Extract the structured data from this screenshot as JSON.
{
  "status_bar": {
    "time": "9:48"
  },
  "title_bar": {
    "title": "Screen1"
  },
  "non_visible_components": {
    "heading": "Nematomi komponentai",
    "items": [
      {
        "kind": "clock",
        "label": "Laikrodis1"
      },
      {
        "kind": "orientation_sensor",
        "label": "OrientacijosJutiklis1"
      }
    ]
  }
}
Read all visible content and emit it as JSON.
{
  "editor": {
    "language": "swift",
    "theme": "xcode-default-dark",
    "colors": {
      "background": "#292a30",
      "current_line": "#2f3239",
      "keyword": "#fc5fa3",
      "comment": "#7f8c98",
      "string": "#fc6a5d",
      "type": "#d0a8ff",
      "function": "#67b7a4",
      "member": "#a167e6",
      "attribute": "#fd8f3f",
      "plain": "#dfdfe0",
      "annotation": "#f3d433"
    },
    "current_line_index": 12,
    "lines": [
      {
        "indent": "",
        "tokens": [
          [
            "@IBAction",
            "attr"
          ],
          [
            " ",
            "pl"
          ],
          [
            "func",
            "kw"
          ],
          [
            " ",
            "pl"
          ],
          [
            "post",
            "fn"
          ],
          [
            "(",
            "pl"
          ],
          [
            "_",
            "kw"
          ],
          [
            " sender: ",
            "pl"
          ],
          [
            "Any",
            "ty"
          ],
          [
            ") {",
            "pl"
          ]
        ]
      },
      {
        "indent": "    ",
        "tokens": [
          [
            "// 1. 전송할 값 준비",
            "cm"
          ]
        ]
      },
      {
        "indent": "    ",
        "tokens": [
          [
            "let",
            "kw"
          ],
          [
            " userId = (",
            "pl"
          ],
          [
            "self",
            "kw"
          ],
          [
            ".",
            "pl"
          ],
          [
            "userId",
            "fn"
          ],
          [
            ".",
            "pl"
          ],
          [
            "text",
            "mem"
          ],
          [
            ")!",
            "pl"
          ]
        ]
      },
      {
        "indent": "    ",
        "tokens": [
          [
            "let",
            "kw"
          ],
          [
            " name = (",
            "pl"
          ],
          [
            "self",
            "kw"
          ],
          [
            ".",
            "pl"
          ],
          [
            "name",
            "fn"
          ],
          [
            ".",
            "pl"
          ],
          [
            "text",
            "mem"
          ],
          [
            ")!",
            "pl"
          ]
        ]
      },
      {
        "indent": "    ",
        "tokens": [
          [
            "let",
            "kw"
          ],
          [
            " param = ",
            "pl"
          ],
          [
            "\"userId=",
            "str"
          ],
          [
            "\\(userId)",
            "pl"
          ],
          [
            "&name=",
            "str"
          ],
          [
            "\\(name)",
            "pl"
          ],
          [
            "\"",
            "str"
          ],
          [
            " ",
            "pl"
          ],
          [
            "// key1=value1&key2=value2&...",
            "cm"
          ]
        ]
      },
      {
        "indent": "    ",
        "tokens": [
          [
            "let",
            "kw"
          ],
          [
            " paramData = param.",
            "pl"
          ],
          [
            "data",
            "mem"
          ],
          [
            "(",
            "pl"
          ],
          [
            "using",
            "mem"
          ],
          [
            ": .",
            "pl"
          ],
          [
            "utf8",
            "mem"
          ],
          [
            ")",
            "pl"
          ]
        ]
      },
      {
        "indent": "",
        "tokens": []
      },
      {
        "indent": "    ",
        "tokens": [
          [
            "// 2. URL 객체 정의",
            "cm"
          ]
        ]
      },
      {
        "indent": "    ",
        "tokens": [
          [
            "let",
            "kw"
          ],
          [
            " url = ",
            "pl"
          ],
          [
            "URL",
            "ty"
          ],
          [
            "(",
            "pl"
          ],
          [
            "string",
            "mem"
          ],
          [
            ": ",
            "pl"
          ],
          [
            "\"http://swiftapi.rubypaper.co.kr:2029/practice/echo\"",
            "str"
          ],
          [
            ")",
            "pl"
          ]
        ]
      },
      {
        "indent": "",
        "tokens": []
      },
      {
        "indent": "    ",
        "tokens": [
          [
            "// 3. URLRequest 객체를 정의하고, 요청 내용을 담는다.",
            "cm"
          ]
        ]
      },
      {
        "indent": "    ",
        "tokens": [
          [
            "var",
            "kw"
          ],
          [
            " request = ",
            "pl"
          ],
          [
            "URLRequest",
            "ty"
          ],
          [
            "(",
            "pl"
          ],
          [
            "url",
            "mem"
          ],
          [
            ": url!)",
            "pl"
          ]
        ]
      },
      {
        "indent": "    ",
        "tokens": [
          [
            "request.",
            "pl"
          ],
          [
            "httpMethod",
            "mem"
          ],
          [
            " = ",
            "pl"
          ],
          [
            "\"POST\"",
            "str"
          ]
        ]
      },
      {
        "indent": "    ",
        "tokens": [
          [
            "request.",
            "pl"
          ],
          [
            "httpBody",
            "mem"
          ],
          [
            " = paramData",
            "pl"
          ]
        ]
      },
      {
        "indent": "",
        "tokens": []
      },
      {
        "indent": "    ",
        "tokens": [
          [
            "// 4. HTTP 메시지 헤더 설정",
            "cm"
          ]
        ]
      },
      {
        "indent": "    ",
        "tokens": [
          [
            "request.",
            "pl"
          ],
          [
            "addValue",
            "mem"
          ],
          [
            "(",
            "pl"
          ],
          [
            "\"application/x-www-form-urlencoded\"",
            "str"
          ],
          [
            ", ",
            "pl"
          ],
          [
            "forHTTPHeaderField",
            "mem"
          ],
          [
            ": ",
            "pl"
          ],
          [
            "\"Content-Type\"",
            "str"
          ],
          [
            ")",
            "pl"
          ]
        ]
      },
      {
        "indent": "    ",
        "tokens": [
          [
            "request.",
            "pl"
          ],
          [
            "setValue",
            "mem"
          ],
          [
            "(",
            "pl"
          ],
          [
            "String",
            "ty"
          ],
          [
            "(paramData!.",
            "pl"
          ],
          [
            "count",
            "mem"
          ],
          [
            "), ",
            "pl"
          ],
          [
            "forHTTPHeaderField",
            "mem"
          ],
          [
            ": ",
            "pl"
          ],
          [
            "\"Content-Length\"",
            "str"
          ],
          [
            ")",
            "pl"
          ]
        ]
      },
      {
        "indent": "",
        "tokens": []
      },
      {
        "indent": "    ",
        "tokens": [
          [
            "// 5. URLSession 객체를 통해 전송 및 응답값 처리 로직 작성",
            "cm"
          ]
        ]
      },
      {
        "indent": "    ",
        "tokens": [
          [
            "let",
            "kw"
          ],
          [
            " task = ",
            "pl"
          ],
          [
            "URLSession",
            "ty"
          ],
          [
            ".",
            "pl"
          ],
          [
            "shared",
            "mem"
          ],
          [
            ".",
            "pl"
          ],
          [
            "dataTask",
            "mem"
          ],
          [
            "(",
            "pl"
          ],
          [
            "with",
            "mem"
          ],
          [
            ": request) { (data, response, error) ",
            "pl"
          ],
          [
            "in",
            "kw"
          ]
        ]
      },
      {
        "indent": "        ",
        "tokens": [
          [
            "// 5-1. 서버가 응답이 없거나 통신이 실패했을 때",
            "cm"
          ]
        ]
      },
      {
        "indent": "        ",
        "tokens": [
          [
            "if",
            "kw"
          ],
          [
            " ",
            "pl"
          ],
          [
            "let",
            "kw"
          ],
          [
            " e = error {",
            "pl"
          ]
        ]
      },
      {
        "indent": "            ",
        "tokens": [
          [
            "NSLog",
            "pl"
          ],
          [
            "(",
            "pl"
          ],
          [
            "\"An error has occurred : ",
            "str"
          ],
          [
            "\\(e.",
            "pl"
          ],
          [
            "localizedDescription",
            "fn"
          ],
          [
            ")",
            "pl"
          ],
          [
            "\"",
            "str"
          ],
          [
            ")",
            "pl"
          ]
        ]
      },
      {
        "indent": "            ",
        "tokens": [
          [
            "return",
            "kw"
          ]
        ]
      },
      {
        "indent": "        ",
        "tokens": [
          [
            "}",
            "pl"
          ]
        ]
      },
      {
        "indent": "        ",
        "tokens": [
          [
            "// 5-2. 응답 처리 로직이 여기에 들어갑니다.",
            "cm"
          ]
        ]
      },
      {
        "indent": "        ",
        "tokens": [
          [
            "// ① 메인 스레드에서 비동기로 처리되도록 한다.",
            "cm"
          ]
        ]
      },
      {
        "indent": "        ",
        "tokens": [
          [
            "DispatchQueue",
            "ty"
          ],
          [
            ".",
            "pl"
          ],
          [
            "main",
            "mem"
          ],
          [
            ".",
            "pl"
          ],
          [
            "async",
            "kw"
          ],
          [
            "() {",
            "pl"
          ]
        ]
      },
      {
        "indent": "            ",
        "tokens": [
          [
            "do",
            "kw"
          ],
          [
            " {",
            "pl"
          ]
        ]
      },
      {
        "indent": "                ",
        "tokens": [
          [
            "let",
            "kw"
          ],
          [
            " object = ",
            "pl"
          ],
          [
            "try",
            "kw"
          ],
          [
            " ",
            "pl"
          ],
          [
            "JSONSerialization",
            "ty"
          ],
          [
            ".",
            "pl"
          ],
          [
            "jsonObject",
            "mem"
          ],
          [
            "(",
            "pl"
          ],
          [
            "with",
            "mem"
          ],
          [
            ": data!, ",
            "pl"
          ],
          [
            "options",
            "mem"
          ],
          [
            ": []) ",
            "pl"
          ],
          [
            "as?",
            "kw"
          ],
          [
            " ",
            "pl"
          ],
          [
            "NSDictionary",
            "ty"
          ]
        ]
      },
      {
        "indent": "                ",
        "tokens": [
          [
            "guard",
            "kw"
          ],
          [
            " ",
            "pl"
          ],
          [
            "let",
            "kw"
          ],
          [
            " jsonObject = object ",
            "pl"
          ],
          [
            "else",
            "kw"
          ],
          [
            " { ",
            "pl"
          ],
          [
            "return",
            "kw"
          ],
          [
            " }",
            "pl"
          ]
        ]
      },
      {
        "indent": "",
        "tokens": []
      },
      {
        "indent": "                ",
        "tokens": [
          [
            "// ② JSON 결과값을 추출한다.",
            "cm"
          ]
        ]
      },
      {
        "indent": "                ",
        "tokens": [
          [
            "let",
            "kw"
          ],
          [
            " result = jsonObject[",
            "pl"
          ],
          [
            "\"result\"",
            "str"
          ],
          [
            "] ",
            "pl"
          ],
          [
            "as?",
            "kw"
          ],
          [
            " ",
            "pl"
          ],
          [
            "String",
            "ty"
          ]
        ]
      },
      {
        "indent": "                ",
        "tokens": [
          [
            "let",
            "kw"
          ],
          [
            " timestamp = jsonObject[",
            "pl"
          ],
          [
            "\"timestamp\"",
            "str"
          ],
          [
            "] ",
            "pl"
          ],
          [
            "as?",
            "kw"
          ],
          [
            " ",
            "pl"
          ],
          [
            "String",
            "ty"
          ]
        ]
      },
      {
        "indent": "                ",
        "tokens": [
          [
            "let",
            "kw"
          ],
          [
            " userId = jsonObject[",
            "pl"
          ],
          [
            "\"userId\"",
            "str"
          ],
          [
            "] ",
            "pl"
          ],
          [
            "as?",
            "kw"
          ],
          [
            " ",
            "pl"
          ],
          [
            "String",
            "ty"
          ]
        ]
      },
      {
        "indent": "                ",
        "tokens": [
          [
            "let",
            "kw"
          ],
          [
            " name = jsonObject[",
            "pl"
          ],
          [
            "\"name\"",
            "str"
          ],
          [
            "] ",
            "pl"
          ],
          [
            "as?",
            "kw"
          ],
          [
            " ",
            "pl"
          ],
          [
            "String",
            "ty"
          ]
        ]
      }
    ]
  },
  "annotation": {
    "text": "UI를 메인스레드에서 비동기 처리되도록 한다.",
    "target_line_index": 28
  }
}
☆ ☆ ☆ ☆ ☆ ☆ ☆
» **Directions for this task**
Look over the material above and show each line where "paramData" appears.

» **Reply**
            " paramData = param.",
            " = paramData",
            "(paramData!.",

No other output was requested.